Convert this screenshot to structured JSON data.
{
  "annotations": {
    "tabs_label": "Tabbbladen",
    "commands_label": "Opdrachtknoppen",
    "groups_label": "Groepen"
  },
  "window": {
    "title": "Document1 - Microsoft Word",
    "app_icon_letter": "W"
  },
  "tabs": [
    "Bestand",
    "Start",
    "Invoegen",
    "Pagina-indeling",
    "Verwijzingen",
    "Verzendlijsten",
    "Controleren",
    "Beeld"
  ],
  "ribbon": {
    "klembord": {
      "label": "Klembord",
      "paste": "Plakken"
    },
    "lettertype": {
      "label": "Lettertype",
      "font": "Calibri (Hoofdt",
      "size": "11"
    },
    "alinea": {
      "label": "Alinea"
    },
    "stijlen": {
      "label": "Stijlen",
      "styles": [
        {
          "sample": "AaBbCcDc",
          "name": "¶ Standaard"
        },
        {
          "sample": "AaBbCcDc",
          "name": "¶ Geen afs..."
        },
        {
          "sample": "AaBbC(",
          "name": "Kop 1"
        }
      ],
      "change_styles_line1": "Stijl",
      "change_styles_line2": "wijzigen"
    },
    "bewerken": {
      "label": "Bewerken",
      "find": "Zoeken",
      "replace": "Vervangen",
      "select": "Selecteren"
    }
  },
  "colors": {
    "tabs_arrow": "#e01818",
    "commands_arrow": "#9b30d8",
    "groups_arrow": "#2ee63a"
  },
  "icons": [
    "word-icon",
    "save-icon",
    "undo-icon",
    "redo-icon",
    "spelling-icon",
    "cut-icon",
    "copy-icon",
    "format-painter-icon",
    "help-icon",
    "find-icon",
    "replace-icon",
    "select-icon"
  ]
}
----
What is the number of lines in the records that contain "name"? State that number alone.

→ **TASK SOLUTION**
3